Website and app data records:
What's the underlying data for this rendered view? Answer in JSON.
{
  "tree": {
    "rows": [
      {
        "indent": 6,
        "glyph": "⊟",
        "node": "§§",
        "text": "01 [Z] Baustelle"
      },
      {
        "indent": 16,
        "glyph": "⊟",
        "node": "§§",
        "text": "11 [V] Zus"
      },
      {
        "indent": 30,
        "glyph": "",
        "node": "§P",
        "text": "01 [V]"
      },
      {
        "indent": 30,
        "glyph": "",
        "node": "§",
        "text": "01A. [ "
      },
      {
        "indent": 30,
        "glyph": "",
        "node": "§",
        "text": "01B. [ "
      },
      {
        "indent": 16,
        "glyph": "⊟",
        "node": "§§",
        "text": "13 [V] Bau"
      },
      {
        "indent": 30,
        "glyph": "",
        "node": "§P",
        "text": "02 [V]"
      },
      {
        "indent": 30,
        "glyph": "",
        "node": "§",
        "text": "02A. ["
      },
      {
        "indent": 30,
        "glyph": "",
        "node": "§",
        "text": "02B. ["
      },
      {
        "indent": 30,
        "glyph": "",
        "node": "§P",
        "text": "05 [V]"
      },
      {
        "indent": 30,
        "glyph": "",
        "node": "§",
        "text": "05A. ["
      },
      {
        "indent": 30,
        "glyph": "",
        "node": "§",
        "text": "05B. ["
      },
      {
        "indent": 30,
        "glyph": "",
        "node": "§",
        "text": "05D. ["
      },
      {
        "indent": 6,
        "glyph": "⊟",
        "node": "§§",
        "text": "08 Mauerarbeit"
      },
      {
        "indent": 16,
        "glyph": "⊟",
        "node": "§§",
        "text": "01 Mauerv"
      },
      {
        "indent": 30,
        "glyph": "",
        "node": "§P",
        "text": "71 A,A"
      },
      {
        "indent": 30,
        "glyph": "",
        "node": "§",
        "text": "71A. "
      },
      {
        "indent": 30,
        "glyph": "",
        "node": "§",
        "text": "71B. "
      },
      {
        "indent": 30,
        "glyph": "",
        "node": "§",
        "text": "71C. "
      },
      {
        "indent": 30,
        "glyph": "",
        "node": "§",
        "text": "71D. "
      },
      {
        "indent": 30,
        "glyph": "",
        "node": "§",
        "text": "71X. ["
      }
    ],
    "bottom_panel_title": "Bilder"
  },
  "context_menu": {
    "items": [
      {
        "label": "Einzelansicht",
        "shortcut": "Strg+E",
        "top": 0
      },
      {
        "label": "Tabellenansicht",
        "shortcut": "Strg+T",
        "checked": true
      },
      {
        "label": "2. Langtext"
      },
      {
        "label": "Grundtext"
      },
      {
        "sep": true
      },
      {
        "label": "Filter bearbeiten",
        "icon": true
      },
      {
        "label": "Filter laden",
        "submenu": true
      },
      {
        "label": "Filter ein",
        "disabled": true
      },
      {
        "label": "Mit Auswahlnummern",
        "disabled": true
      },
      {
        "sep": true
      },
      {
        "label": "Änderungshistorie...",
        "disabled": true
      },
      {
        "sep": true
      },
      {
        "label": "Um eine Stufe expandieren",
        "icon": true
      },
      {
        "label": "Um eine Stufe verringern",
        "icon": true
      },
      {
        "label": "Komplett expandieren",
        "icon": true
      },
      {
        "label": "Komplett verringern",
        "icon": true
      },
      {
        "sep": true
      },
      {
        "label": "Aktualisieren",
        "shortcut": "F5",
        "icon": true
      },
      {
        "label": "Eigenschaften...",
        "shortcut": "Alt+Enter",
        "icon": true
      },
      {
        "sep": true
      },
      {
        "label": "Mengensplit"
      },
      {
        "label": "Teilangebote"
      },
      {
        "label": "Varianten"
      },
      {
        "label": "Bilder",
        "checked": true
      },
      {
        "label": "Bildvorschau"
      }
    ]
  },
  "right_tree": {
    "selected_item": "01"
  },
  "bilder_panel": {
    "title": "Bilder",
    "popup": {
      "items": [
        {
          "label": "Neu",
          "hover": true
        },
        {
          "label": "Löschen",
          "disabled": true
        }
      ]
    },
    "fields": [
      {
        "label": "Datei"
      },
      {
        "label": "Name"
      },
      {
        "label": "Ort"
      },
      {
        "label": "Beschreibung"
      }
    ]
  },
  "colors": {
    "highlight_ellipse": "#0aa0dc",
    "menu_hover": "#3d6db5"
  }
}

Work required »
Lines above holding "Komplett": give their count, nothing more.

Written reply »
2